### Goal of the exercise
Once the pictures are set aside, repeat all of the data below exactly.

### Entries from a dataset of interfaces
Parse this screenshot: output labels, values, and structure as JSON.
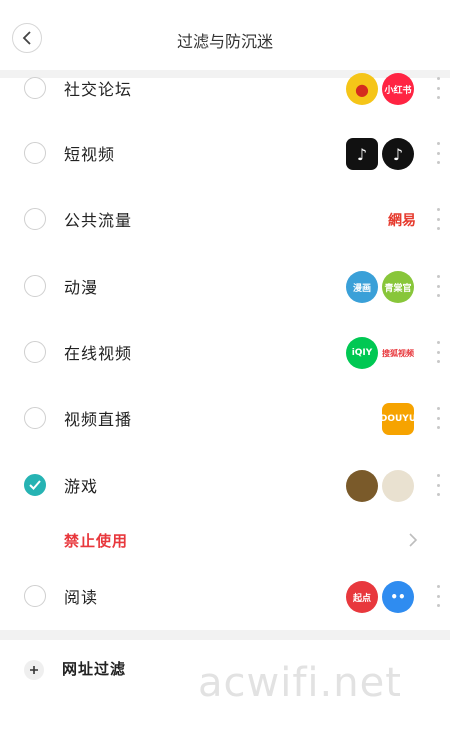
{
  "header": {
    "title": "过滤与防沉迷"
  },
  "categories": [
    {
      "label": "社交论坛",
      "apps": [
        {
          "icon": "weibo-icon",
          "color": "#f5c518",
          "text": ""
        },
        {
          "icon": "xiaohongshu-icon",
          "color": "#ff2442",
          "text": "小红书"
        }
      ]
    },
    {
      "label": "短视频",
      "apps": [
        {
          "icon": "douyin-small-icon",
          "color": "#111111",
          "text": ""
        },
        {
          "icon": "douyin-icon",
          "color": "#111111",
          "text": ""
        }
      ]
    },
    {
      "label": "公共流量",
      "apps": [
        {
          "icon": "netease-logo",
          "color": "#e63b2e",
          "text": "網易"
        }
      ]
    },
    {
      "label": "动漫",
      "apps": [
        {
          "icon": "manhua-icon",
          "color": "#3aa0d8",
          "text": "漫画"
        },
        {
          "icon": "qingshiguang-icon",
          "color": "#88c63a",
          "text": "青棠官"
        }
      ]
    },
    {
      "label": "在线视频",
      "apps": [
        {
          "icon": "iqiyi-icon",
          "color": "#00c853",
          "text": "iQIY"
        },
        {
          "icon": "sohu-video-icon",
          "color": "#e8383d",
          "text": "搜狐视频"
        }
      ]
    },
    {
      "label": "视频直播",
      "apps": [
        {
          "icon": "douyu-icon",
          "color": "#f6a300",
          "text": "DOUYU"
        }
      ]
    },
    {
      "label": "游戏",
      "apps": [
        {
          "icon": "game-a-icon",
          "color": "#7a5a2a",
          "text": ""
        },
        {
          "icon": "game-b-icon",
          "color": "#e9e1d0",
          "text": ""
        }
      ],
      "checked": true
    },
    {
      "label": "阅读",
      "apps": [
        {
          "icon": "qidian-icon",
          "color": "#e8383d",
          "text": "起点"
        },
        {
          "icon": "chat-bubble-icon",
          "color": "#2f8cf0",
          "text": ""
        }
      ]
    }
  ],
  "banned": {
    "label": "禁止使用"
  },
  "url_filter": {
    "label": "网址过滤"
  },
  "watermark": "acwifi.net"
}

### Solution below
Parse this screenshot: output labels, values, and structure as JSON.
{
  "header": {
    "title": "过滤与防沉迷"
  },
  "categories": [
    {
      "label": "社交论坛",
      "apps": [
        {
          "icon": "weibo-icon",
          "color": "#f5c518",
          "text": ""
        },
        {
          "icon": "xiaohongshu-icon",
          "color": "#ff2442",
          "text": "小红书"
        }
      ]
    },
    {
      "label": "短视频",
      "apps": [
        {
          "icon": "douyin-small-icon",
          "color": "#111111",
          "text": ""
        },
        {
          "icon": "douyin-icon",
          "color": "#111111",
          "text": ""
        }
      ]
    },
    {
      "label": "公共流量",
      "apps": [
        {
          "icon": "netease-logo",
          "color": "#e63b2e",
          "text": "網易"
        }
      ]
    },
    {
      "label": "动漫",
      "apps": [
        {
          "icon": "manhua-icon",
          "color": "#3aa0d8",
          "text": "漫画"
        },
        {
          "icon": "qingshiguang-icon",
          "color": "#88c63a",
          "text": "青棠官"
        }
      ]
    },
    {
      "label": "在线视频",
      "apps": [
        {
          "icon": "iqiyi-icon",
          "color": "#00c853",
          "text": "iQIY"
        },
        {
          "icon": "sohu-video-icon",
          "color": "#e8383d",
          "text": "搜狐视频"
        }
      ]
    },
    {
      "label": "视频直播",
      "apps": [
        {
          "icon": "douyu-icon",
          "color": "#f6a300",
          "text": "DOUYU"
        }
      ]
    },
    {
      "label": "游戏",
      "apps": [
        {
          "icon": "game-a-icon",
          "color": "#7a5a2a",
          "text": ""
        },
        {
          "icon": "game-b-icon",
          "color": "#e9e1d0",
          "text": ""
        }
      ],
      "checked": true
    },
    {
      "label": "阅读",
      "apps": [
        {
          "icon": "qidian-icon",
          "color": "#e8383d",
          "text": "起点"
        },
        {
          "icon": "chat-bubble-icon",
          "color": "#2f8cf0",
          "text": ""
        }
      ]
    }
  ],
  "banned": {
    "label": "禁止使用"
  },
  "url_filter": {
    "label": "网址过滤"
  },
  "watermark": "acwifi.net"
}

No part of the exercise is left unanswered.